"WHAT HAVE YOU DONE?" someone screamed.

Beetlejuice turned around lazily. He hardly wanted to be bothered by such an annoying and obviously insignificant individual right now, but the voice was persistent.

It was Juno. She too was smoking and sparking as a result of her files being destroyed, but it was nothing like what he and Lyds were feeling. And for once, she was flummoxed. Her rage and fear left her stuttering.

"You! You-you BASTARD! Do you have ANY idea what its like out there?! The people – we can't TRACK them – our system's been destroyed! Ghosts breaking out of their homes! Hell suddenly open for anybody to-to just WALTZ OUT! None of the new ghosts – We can't FIND them now!" she steamed.

"No order! No rules! Every fucker just going around doing whatever the HELL he feels like doing!" Juno paused and stuffed an additional cigarette in her mouth, her hands shaking.

"And we can't CONTROL them! Every freshly dead jackass going around with ALL their new powers! Some of them are STRONGER than us!"

She shivered with impotent rage.

"Of course we'll begin recovery immediately, but... there's no recovery for this. We're ruined,"

"You mean the bureaucracy; the miles and miles of red tape, the restrictions, the jackassery, all of this is gone? For good? For some reason, I'm not devastated. Huh. Imagine that!" Beetlejuice sneered. "Maybe things'll actually get better!"

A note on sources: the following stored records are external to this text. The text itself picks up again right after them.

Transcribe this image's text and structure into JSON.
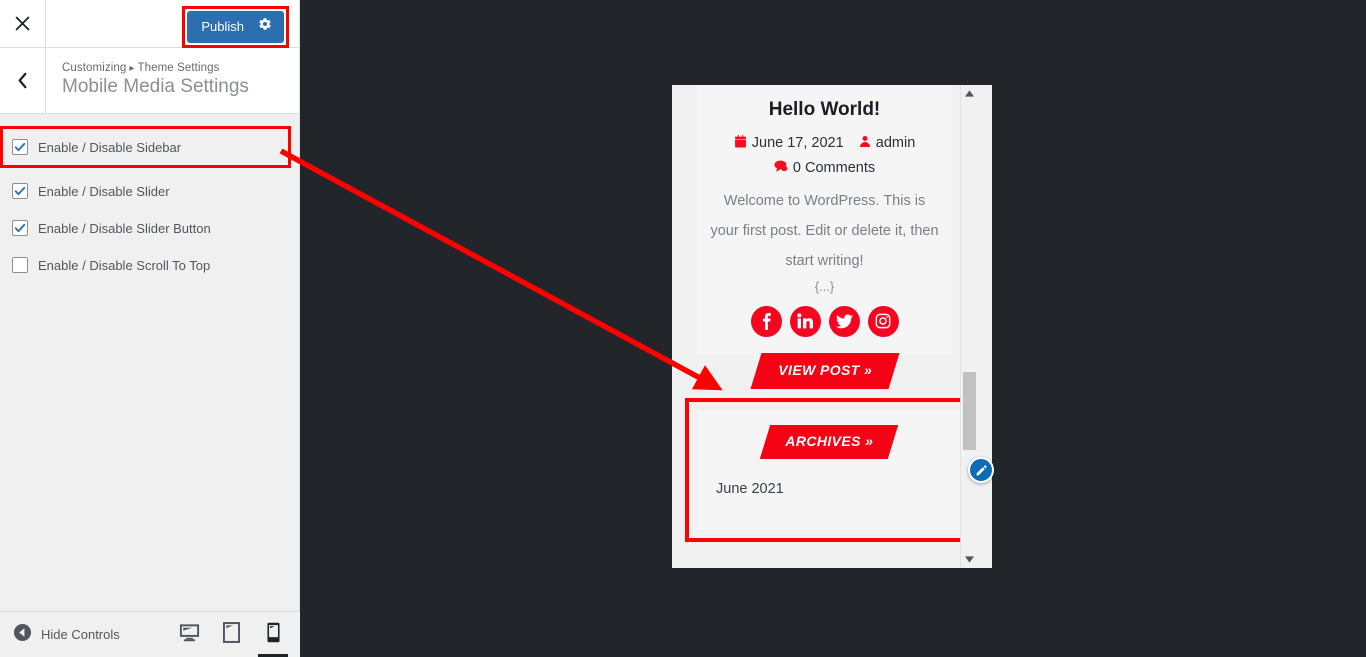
{
  "app": {
    "accent_blue": "#2b6fb0",
    "annotation_red": "#ff0000",
    "theme_red": "#f50214"
  },
  "header": {
    "close_icon": "close-icon",
    "publish_label": "Publish",
    "publish_gear_icon": "gear-icon"
  },
  "panel": {
    "back_icon": "chevron-left-icon",
    "breadcrumb_root": "Customizing",
    "breadcrumb_separator": "▸",
    "breadcrumb_parent": "Theme Settings",
    "title": "Mobile Media Settings"
  },
  "controls": [
    {
      "label": "Enable / Disable Sidebar",
      "checked": true,
      "highlighted": true
    },
    {
      "label": "Enable / Disable Slider",
      "checked": true,
      "highlighted": false
    },
    {
      "label": "Enable / Disable Slider Button",
      "checked": true,
      "highlighted": false
    },
    {
      "label": "Enable / Disable Scroll To Top",
      "checked": false,
      "highlighted": false
    }
  ],
  "footer": {
    "hide_controls_label": "Hide Controls",
    "hide_controls_icon": "collapse-left-icon",
    "devices": [
      {
        "name": "desktop",
        "icon": "desktop-icon",
        "active": false
      },
      {
        "name": "tablet",
        "icon": "tablet-icon",
        "active": false
      },
      {
        "name": "mobile",
        "icon": "mobile-icon",
        "active": true
      }
    ]
  },
  "preview": {
    "post": {
      "title": "Hello World!",
      "date_icon": "calendar-icon",
      "date": "June 17, 2021",
      "author_icon": "user-icon",
      "author": "admin",
      "comments_icon": "comment-icon",
      "comments": "0 Comments",
      "excerpt": "Welcome to WordPress. This is your first post. Edit or delete it, then start writing!",
      "ellipsis": "{...}",
      "social": [
        {
          "name": "facebook",
          "icon": "facebook-icon"
        },
        {
          "name": "linkedin",
          "icon": "linkedin-icon"
        },
        {
          "name": "twitter",
          "icon": "twitter-icon"
        },
        {
          "name": "instagram",
          "icon": "instagram-icon"
        }
      ],
      "view_post_label": "VIEW POST »"
    },
    "archives_widget": {
      "title": "ARCHIVES »",
      "items": [
        "June 2021"
      ]
    },
    "edit_shortcut_icon": "pencil-icon",
    "scrollbar": {
      "up_icon": "caret-up-icon",
      "down_icon": "caret-down-icon"
    }
  }
}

"No, you idiot!" Juno sneered back. "Things will not "get better". They'll get worse! Anarchy, lawlessness, wars! Our existence will eventually be discovered by the living, and that will be an unmitigated disaster!"

She took a deep sigh, and rubbed the side of her face, puffing furiously. "I've been instructed to take the two of you into custody," she muttered, sounding drained.

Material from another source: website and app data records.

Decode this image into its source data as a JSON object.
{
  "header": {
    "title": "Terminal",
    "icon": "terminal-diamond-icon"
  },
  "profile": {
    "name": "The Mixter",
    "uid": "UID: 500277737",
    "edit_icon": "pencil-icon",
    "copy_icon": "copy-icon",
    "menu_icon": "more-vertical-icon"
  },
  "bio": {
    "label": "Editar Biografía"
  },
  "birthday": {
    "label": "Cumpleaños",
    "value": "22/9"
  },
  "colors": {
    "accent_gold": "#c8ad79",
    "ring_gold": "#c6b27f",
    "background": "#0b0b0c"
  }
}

Beetlejuice began to cackle. He snatched Lydia's hand, and with a balletic swirl, the two of them were gone.

In a nursing home in Illinois, an ancient man bobbed in his rocking chair, hardly noticing when someone sat on him – and then through him. He was a ghost, and had been for a long time. Unfortunately, he had died senile enough that he still didn't know it.

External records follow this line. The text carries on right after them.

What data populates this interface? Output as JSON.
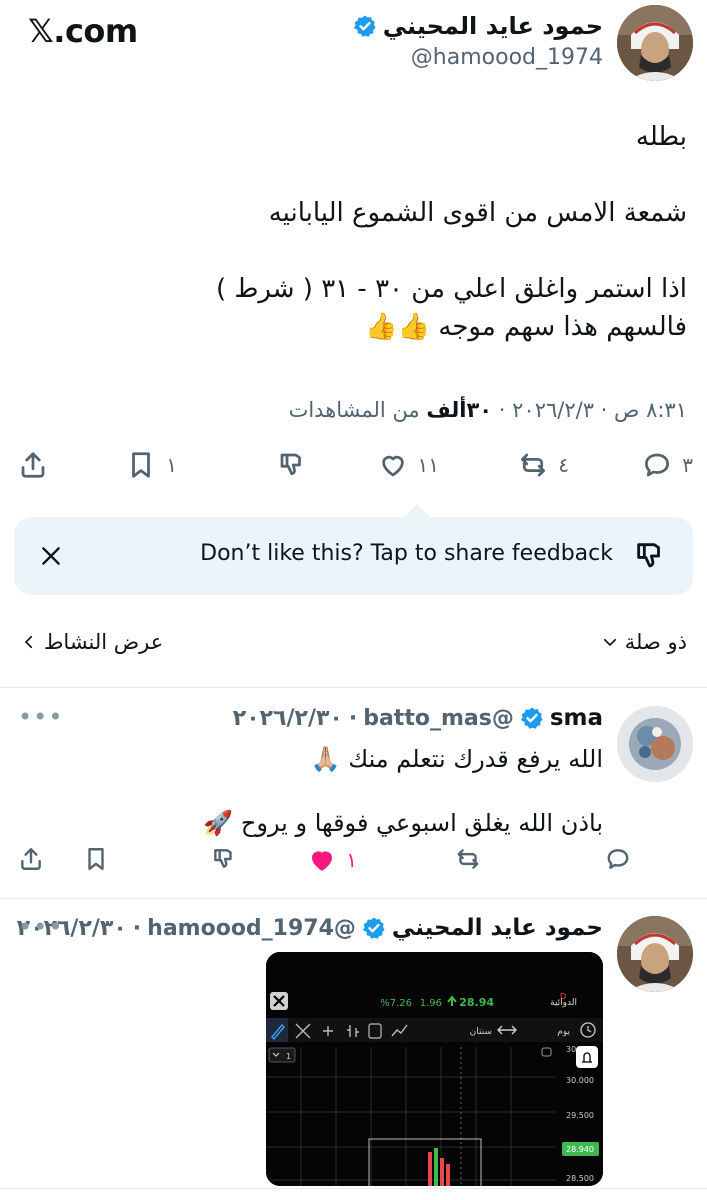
{
  "brand": {
    "label": "𝕏.com"
  },
  "main_post": {
    "author_name": "حمود عايد المحيني",
    "handle": "@hamoood_1974",
    "lines": [
      "بطله",
      "",
      "شمعة الامس من اقوى الشموع اليابانيه",
      "",
      "اذا استمر واغلق اعلي من ٣٠ - ٣١ ( شرط )",
      "فالسهم هذا سهم موجه 👍👍"
    ],
    "timestamp": "٨:٣١ ص · ٢٠٢٦/٢/٣",
    "views_count": "٣٠ألف",
    "views_label": "من المشاهدات",
    "actions": {
      "replies": "٣",
      "reposts": "٤",
      "likes": "١١",
      "bookmarks": "١"
    }
  },
  "feedback": {
    "text": "Don’t like this? Tap to share feedback"
  },
  "filter_bar": {
    "relevance": "ذو صلة",
    "view_activity": "عرض النشاط"
  },
  "reply1": {
    "author_name": "sma",
    "handle": "@batto_mas",
    "date": "٢٠٢٦/٢/٣٠",
    "line1": "الله يرفع قدرك نتعلم منك 🙏🏼",
    "line2": "باذن الله يغلق اسبوعي فوقها و يروح 🚀",
    "likes": "١"
  },
  "reply2": {
    "author_name": "حمود عايد المحيني",
    "handle": "@hamoood_1974",
    "date": "٢٠٢٦/٢/٣٠"
  },
  "chart_image": {
    "title": "الدوائية",
    "title_flag": "D",
    "price": "28.94",
    "change": "1.96",
    "change_pct": "%7.26",
    "period_label": "سنتان",
    "interval_label": "يوم",
    "interval_select": "1",
    "y_ticks": [
      "30",
      "30.000",
      "29.500",
      "28.940",
      "28.500"
    ],
    "colors": {
      "up": "#3fb950",
      "down": "#e5484d",
      "badge": "#3fb950"
    }
  },
  "colors": {
    "accent": "#1d9bf0",
    "like": "#f91880",
    "muted": "#536471"
  }
}
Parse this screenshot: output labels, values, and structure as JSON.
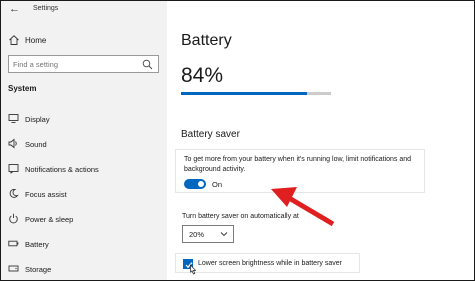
{
  "window": {
    "title": "Settings"
  },
  "sidebar": {
    "home_label": "Home",
    "search_placeholder": "Find a setting",
    "section_label": "System",
    "items": [
      {
        "label": "Display",
        "icon": "monitor-icon"
      },
      {
        "label": "Sound",
        "icon": "speaker-icon"
      },
      {
        "label": "Notifications & actions",
        "icon": "notifications-icon"
      },
      {
        "label": "Focus assist",
        "icon": "moon-icon"
      },
      {
        "label": "Power & sleep",
        "icon": "power-icon"
      },
      {
        "label": "Battery",
        "icon": "battery-icon"
      },
      {
        "label": "Storage",
        "icon": "storage-icon"
      }
    ]
  },
  "main": {
    "title": "Battery",
    "percent_text": "84%",
    "percent_value": 84,
    "saver_heading": "Battery saver",
    "saver_description": "To get more from your battery when it's running low, limit notifications and background activity.",
    "toggle_label": "On",
    "toggle_on": true,
    "auto_label": "Turn battery saver on automatically at",
    "auto_value": "20%",
    "brightness_label": "Lower screen brightness while in battery saver",
    "brightness_checked": true
  },
  "colors": {
    "accent": "#0067c0",
    "arrow": "#e02020"
  }
}
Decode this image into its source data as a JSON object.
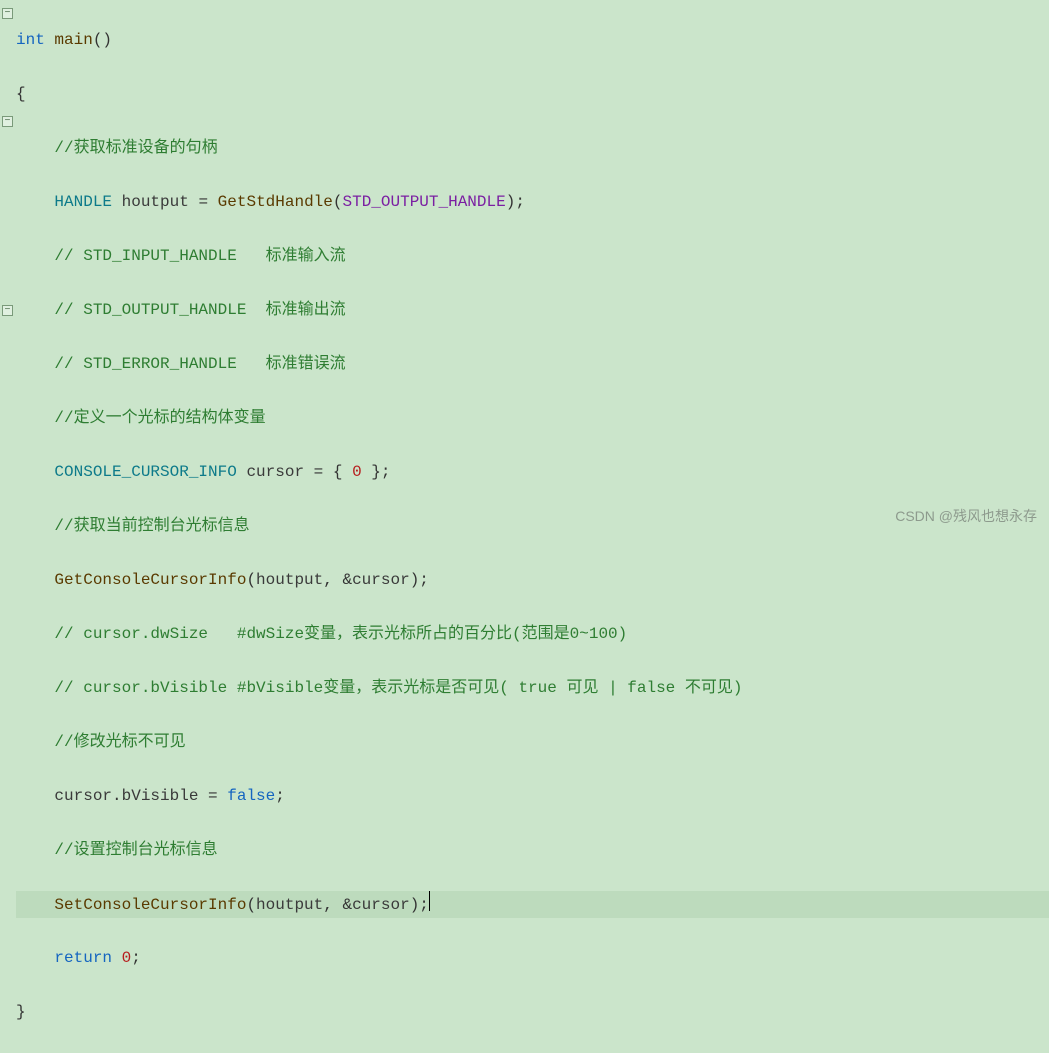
{
  "fold_markers": [
    {
      "line": 0,
      "symbol": "−"
    },
    {
      "line": 4,
      "symbol": "−"
    },
    {
      "line": 11,
      "symbol": "−"
    }
  ],
  "code": {
    "l0": {
      "kw_int": "int",
      "func_main": "main",
      "paren": "()"
    },
    "l1": {
      "brace": "{"
    },
    "l2": {
      "comment": "//获取标准设备的句柄"
    },
    "l3": {
      "type_handle": "HANDLE",
      "ident_houtput": "houtput",
      "eq": " = ",
      "func_get": "GetStdHandle",
      "open": "(",
      "const_std": "STD_OUTPUT_HANDLE",
      "close": ");"
    },
    "l4": {
      "comment": "// STD_INPUT_HANDLE   标准输入流"
    },
    "l5": {
      "comment": "// STD_OUTPUT_HANDLE  标准输出流"
    },
    "l6": {
      "comment": "// STD_ERROR_HANDLE   标准错误流"
    },
    "l7": {
      "comment": "//定义一个光标的结构体变量"
    },
    "l8": {
      "type_cci": "CONSOLE_CURSOR_INFO",
      "ident_cursor": "cursor",
      "eq": " = { ",
      "num_zero": "0",
      "close": " };"
    },
    "l9": {
      "comment": "//获取当前控制台光标信息"
    },
    "l10": {
      "func_get": "GetConsoleCursorInfo",
      "open": "(",
      "arg1": "houtput",
      "comma": ", &",
      "arg2": "cursor",
      "close": ");"
    },
    "l11": {
      "comment": "// cursor.dwSize   #dwSize变量，表示光标所占的百分比(范围是0~100)"
    },
    "l12": {
      "comment": "// cursor.bVisible #bVisible变量，表示光标是否可见( true 可见 | false 不可见)"
    },
    "l13": {
      "comment": "//修改光标不可见"
    },
    "l14": {
      "ident_cursor": "cursor",
      "dot": ".",
      "member": "bVisible",
      "eq": " = ",
      "bool_false": "false",
      "semi": ";"
    },
    "l15": {
      "comment": "//设置控制台光标信息"
    },
    "l16": {
      "func_set": "SetConsoleCursorInfo",
      "open": "(",
      "arg1": "houtput",
      "comma": ", &",
      "arg2": "cursor",
      "close": ");"
    },
    "l17": {
      "kw_return": "return",
      "sp": " ",
      "num_zero": "0",
      "semi": ";"
    },
    "l18": {
      "brace": "}"
    }
  },
  "watermark": "CSDN @残风也想永存"
}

But now something had changed. He looked up, startled. Things were becoming clearer. His mind was regaining its former nimbleness. He stood up out of his rocking chair, stretching and groaning, and realized with a start that he was dead.

By now he resembled his own self as he looked at thirty years old, a vast improvement. Not seeing what was keeping him at the nursing home, he wandered out, wondering how he was supposed to get to the hereafter.

His former life was coming back to him bit by bit, and most of it was enough to make him wonder what the point was to life. Had it really ended so badly? What had been the point?

He wandered around aimlessly, occasionally bumping into other ghosts, who all seemed unreasonably anxious or outraged about something.

"Eddie!" someone shrieked desperately.

Eddie pulled up short. Could that someone be shouting for him? Who had he met in his entire life who would be shouting like that just for him? Nobody. Not even Fantasy, not even Sarah. Maybe his mother. But she was dead.

But then again, so was he. Was there any chance at all?

He whipped around. Yes, it was! She was swooping out of the sky, landing in front of him, just as he remembered her, black hair, deep eyes, and a motherly, comforting hug.

"Hi mom," he said shyly, hugging her gently by the shoulders.

And Lydia was happy, surrounded by her two favorite men. How did she feel about Beetlejuice? Well, that could wait until later. She owed him a lot. And she had her son back! Her son, whom she had despaired of ever seeing again!

With the virtual destruction of the afterworld, there were only two options left, two paths to go. Either the dead and the living coexisted peacefully, or they did not. The dead could not remain hidden for much longer. Already, the existence of an afterlife had been revealed in some areas, and time would tell everywhere else.

Either way, Betelgeuse and Lydia Carmichael (née Deetz) would make history. Only time would tell if they would be the heroes, or the scapegoats

That's all! I don't think I'm writing a sequel, I had to kick myself pretty hard just to get this out. If anybody is interested in taking it up for me, go ahead and give me a call.